Plants and their uses have always fascinated me.
I was lucky enough to grow up in a fairly rural area, surrounded by nature and always aware of the seasons. The woods, wild plants, berries and flowers were part of my everyday life. One childhood memory in particular has always stayed with me. I vividly recall one summer evening weaving a path through tall grasses woven with cleavers, or sticky bobs as we called them, the buds velcroed to my socks.
I remember asking an adult what the point of this sticky and annoying plant was and being given a vague explanation to its medicinal uses. I took one of the cleavers’ leaves, ate it and thought how much it tasted of freshly-shelled peas. It occurred to me that other medicine didn’t taste so fresh or natural. Even then I felt deep down that there was more to this plant’s story and it left me wondering how much around me was edible or healing.
These tiny sparks of interest never left me but, growing up, a career and the pace of modern life stopped me from pursuing them. Then in my 30s I became ill, life-changingly ill. Suddenly I had time to rekindle these old interests and I began to consider how I might make myself healthy again. Although I cope with the physical and mental limitations of my illness reasonably well, I do not intend to be this way forever. I have fibromyalgia which affects just about every part of my body and consequently my life. The doctors could only offer steroids and strong pain relief but I knew this would inevitably lead to a downward spiral from which I might never recover.
I’ve always been quite a resourceful person and so I approached my health in the same way I might tackle a torn dress or a piece of broken furniture – I would fix me, I would learn how to make myself well again. This might sound odd but I’ve always believed that if you research and teach yourself enough you can do pretty much anything you set your mind to, within reason.
In the quest to heal myself I began to find answers to the ailments of those around me and suddenly found myself making simple ointments and salves, medicines and teas. It all came so naturally it was as if I had known these skills all my life.
The very first concoction I made was for a friend with severe eczema. The pharmaceutical cream she was using had stopped working and her skin was very red and even bleeding in places. The itchiness was driving her mad so I trawled through the collection of herbal books I had picked up from various charity and book shops and discovered chickweed, also known as stitchwort. I realised I had seen this little plant on the edge of a small square in the village so I walked down and collected some.

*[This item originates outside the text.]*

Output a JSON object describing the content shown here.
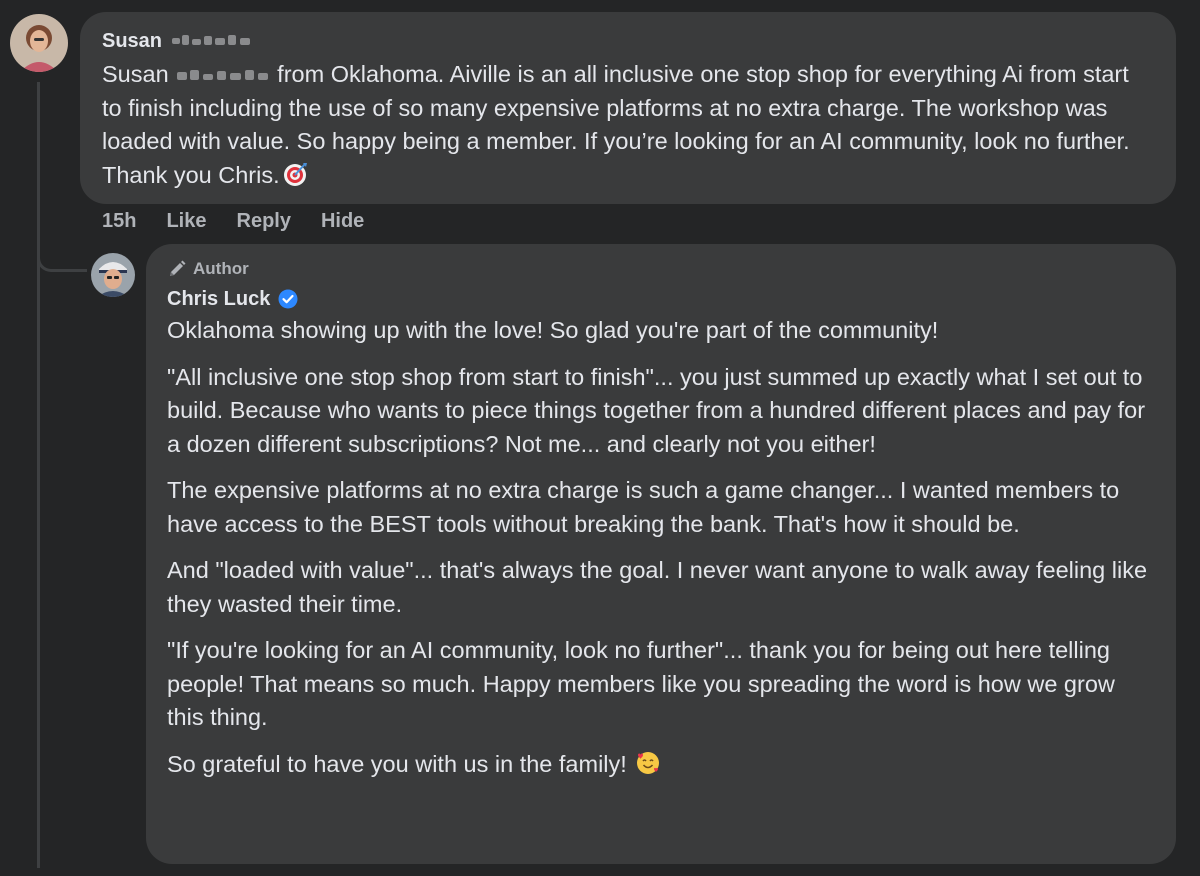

There are many kinds of chickweed but the most effective for soothing eczema is easily identified due to the hairs growing on just one side of the stem. I gathered a bunch and together we washed and picked off every tiny leaf. At the time I didn’t have a food mixer so we took turns pounding them to a pulp with my pestle and mortar. With no clear idea what I was doing I decided to use some aqueous cream and mixed it with the pulped plant. The finished ointment was hulk green with little tiny bits of leaf in it but my very game friend tried it and was immediately relieved from the itching. Over the course of the next few weeks her eczema calmed down and her skin began to heal. We were both stunned by how quickly something so simple had worked.
This was the point where an interest became a vocation and for the last few years I have researched, experimented and learnt a great deal – but there is so much more to know. In this blog I hope to share some of my experiences and the amazing things I have found. With the rising cost of living and looming certainty that healthcare won’t always be free, it feels like the perfect time to re-learn what free food is out there and to revisit our herbal roots.
DISCLAIMER: These are some of my personal experiences combined with information I have researched over a number of years. I am not encouraging people to self-medicate – in the treatment of specific conditions it is best to consult a herbalist or your GP. If you should develop an adverse reaction to any of the herbs mentioned above please stop using them immediately. Always take care when identifying plants.